And it makes the sport just that much more fun.
We are seldom rewarded for the time spent at the bench, but every now and again, our head hits the pillow with no place to be the following morning, and we wake to calm winds and clear skies and can’t help going fishing. Of course days like these are few and far between, so when they do happen, we make a mad dash for the nearest ramp. Before long, the skiff is on plane heading for the flats and the anticipation of a great day starts to build. Upon arriving at a promising location and after a cursory assessment of the conditions, we select a fly and carefully tie it onto the leader. Stepping onto the bow with push pole in hand, the search begins until a target is spotted. The first cast is far from good and we think to ourselves, “Didn’t I just yell at one of my customers for that last week?” We gain our composure and the next cast is made, and a crisp, tight loop carries the creation to its final destiny, making a gentle splash that gets noticed immediately. The fish surges on the fly and the line comes tight. The fish is quickly and tactfully brought to hand and then carefully released. Inspecting the fly before the next cast, we realize why we love our job.

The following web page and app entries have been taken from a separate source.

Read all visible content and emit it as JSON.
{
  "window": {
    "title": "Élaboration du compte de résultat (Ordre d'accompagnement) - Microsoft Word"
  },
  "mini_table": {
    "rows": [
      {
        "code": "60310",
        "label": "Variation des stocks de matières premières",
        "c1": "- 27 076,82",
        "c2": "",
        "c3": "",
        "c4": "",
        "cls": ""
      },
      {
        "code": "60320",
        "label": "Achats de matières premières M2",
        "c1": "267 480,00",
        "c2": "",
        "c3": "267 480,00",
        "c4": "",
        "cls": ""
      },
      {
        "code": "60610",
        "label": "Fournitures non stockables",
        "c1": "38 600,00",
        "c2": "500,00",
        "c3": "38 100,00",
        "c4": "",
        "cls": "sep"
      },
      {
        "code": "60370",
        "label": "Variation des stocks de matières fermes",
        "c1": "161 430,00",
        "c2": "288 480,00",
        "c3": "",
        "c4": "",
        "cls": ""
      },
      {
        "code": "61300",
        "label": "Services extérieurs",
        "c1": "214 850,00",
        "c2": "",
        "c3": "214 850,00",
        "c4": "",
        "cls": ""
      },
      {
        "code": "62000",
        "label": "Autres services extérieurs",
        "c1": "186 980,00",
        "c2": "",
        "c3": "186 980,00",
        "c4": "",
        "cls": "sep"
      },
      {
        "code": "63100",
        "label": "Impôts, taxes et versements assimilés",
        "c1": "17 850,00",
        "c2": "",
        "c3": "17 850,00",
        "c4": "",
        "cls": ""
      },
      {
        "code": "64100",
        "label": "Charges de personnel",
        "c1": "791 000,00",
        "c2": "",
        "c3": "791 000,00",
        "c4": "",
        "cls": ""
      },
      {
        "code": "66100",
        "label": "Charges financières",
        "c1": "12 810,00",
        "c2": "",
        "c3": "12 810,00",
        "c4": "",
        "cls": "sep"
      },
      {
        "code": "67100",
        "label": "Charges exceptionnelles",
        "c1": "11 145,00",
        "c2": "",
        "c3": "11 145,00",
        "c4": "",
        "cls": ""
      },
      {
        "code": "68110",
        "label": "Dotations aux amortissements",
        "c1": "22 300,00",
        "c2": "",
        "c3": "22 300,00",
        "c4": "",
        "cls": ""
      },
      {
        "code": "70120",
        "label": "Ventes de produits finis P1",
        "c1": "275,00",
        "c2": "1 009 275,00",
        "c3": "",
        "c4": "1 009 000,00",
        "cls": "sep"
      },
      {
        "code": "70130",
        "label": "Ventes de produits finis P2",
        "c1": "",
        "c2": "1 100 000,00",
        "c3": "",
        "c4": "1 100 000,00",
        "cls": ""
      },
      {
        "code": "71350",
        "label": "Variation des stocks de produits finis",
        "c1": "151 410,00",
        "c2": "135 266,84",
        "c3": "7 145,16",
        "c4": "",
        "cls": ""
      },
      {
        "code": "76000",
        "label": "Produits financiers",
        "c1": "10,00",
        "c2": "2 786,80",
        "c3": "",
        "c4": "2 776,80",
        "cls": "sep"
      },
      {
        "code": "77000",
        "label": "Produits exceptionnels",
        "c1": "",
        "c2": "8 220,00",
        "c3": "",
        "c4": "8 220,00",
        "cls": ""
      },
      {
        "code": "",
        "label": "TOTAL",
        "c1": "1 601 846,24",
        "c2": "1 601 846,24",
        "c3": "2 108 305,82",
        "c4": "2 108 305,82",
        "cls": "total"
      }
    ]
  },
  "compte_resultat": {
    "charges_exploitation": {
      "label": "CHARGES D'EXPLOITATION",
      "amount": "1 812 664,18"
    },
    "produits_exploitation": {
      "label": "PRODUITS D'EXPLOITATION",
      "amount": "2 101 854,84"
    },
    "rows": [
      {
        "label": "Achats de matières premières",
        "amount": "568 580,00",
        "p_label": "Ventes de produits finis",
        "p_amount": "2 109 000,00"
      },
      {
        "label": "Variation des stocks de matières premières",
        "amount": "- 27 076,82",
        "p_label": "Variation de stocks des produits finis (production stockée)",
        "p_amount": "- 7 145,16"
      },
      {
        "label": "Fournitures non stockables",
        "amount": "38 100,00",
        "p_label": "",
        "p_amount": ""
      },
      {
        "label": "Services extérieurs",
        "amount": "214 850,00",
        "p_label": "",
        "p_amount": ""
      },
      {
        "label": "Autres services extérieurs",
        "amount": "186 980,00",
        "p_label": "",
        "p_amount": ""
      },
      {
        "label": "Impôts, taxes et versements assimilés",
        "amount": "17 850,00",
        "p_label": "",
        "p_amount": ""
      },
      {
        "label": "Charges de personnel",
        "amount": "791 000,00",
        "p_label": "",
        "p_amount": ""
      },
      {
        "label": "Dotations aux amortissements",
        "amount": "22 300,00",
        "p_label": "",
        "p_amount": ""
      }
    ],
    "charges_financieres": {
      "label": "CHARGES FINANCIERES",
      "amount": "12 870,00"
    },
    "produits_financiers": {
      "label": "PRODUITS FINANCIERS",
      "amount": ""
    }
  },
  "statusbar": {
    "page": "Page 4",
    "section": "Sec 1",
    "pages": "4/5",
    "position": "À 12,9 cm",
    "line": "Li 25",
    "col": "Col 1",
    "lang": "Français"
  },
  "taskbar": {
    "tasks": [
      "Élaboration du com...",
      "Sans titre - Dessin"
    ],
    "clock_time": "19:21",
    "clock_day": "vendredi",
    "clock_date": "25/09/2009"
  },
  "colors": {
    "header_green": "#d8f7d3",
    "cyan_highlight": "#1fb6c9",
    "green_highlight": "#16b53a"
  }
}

A crisp, tight loop carries the creation to its final destiny, making a gentle splash that gets noticed immediately. The fish surges on the fly and the line comes tight. The fish is quickly brought to hand and carefully released.